A greatest hits usually signifies the end of an era for a band. The perfect example is Breaking Benjamin's greatest hits release that came out on Hollywood Records a few years ago. The band hasn't been heard from since then. (If there's a big announcement in three weeks, you can thank me for the reverse jinx.) Anyway, greatest hits albums can signify the end of a band or the end of the band's tenure on a label. Evidently that's not the case with Chevelle. At the end of 2012 they released their greatest hits album with Epic Records, Stray Arrows. Now in April of 2014, they're back with a new album, La Gargola - also out on Epic Records.
Chevelle hasn't changed the formula of what they do well with the past few albums. It's straight-forward hard rock with a bit of a Tool influence that's slightly more melodic and accessible to mainstream audiences. La Gargola is prototypical Chevelle in that way, but there's a little more to it than that too. The album isn't shackled by creative constraints. There's no forced single here. There's no creative compromising for Chevelle, and you can tell this is the record that they wanted to make. There are blistering guitar solos, heavy-handed bridges, minute long instrumentals, and six minute songs spattered everywhere on this album. And while that might not be textbook Chevelle - it's what always should have been textbook Chevelle. It's not that they've never done anything like that on an album before, but they're doing a lot of it with this record. There are some other notable traits that are worth mentioning with this album; notably the guitar effects on this record are trimmed down considerably for a Chevelle record, but the key element is that uncompromising creativity.

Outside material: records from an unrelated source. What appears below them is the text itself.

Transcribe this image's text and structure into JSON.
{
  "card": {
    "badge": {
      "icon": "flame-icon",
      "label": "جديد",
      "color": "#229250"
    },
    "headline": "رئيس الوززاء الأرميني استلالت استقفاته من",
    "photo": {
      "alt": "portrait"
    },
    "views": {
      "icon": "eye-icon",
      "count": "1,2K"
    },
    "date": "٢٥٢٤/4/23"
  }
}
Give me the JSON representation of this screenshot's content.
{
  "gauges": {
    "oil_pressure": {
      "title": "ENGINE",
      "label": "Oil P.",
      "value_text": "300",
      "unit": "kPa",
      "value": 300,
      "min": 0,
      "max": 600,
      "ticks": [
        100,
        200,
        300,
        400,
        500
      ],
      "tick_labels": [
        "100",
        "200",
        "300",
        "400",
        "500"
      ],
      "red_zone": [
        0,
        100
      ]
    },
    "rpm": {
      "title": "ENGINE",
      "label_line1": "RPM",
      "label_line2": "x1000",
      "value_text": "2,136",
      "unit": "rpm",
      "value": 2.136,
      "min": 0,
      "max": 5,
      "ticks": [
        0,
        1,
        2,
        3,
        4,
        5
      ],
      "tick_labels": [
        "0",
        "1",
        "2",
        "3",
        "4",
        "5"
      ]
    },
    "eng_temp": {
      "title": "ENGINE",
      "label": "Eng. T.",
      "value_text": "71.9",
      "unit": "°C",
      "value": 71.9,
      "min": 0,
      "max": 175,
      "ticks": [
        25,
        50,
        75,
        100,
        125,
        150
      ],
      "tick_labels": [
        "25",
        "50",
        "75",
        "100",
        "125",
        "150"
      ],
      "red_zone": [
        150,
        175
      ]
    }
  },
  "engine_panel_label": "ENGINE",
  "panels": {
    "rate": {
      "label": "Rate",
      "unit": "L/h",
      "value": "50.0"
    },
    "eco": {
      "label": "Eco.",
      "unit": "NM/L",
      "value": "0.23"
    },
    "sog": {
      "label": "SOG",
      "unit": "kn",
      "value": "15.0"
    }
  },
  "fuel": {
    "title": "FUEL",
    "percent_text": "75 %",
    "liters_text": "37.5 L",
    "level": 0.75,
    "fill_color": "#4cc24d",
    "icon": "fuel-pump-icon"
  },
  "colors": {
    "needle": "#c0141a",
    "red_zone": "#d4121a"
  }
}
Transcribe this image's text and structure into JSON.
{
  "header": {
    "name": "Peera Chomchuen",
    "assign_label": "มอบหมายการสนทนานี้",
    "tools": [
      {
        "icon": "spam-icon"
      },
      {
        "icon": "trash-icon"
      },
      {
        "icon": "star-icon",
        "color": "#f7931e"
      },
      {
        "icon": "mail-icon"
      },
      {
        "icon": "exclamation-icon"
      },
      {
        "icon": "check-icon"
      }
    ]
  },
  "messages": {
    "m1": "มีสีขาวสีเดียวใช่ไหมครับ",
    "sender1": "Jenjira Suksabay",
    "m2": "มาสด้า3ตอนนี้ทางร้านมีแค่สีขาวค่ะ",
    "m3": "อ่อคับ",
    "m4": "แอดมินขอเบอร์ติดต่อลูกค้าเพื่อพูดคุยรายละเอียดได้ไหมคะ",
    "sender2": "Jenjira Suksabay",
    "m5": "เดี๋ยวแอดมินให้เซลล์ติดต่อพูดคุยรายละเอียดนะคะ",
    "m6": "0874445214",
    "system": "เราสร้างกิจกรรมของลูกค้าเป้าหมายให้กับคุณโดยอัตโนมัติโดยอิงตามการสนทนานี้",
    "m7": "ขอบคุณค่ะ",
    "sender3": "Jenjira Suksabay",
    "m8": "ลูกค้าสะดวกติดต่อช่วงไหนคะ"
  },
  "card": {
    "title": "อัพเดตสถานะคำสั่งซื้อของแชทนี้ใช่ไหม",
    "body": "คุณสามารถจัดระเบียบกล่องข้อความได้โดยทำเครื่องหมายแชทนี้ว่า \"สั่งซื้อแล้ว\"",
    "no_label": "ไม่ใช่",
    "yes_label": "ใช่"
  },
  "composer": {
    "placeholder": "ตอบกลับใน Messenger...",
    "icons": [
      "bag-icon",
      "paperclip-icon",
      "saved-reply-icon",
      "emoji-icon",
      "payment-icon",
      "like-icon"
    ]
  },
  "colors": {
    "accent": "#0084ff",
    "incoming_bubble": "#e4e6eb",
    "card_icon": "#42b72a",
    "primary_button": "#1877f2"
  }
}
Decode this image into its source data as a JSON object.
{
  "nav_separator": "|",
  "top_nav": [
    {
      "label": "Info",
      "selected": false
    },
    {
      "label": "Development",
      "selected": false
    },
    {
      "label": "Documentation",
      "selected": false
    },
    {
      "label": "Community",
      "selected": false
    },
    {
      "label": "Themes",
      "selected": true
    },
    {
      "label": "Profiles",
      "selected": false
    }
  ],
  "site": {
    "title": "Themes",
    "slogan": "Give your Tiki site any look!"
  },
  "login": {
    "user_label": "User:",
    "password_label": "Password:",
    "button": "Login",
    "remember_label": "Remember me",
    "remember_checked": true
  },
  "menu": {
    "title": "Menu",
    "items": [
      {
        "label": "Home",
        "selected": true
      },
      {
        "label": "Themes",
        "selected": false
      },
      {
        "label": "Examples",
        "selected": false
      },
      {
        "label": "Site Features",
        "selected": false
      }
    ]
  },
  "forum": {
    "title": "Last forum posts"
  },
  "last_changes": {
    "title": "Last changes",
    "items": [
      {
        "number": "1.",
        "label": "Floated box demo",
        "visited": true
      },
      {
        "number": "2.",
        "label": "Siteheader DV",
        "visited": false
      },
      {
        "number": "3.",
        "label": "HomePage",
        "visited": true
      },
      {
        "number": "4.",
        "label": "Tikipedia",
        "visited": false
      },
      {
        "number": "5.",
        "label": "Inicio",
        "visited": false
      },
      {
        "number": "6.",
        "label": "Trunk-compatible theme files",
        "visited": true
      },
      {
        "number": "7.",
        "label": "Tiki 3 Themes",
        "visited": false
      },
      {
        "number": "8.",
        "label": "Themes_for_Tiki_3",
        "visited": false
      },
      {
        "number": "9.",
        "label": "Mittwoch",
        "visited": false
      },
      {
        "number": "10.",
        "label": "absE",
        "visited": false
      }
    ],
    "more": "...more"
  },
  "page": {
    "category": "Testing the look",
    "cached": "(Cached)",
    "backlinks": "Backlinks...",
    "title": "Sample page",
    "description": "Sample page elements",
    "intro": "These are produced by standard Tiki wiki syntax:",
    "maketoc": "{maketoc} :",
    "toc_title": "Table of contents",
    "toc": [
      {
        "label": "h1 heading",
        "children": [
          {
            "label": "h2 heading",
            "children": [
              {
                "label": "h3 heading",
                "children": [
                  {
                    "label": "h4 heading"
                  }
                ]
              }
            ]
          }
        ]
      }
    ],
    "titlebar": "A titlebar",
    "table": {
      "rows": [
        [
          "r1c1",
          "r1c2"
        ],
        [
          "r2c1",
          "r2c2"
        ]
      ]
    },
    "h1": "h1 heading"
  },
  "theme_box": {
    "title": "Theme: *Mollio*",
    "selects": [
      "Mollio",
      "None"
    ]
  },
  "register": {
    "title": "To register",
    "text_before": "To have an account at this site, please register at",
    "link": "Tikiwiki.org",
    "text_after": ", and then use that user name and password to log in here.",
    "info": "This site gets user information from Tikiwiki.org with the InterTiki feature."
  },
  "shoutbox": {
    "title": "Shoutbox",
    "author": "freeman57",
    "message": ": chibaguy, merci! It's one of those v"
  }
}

Chevelle's latest album comes packed with a healthy amount of cool. There are songs that try and tear your speakers apart, but they're accompanied by some immensely beautiful moments too. "One Ocean" is one of the most unique and special Chevelle songs that the band has released because it's so unlike anything they've ever done and there are two or three other songs like that on the record. This album ends up being something really outstanding from Chevelle - is it the quintessential record from the band and one that everyone should listen to before everything else? Probably not. But here's the best thing about this record - it's not the Chevelle record that you've always wanted them to make, it's the Chevelle record that they've always wanted to make.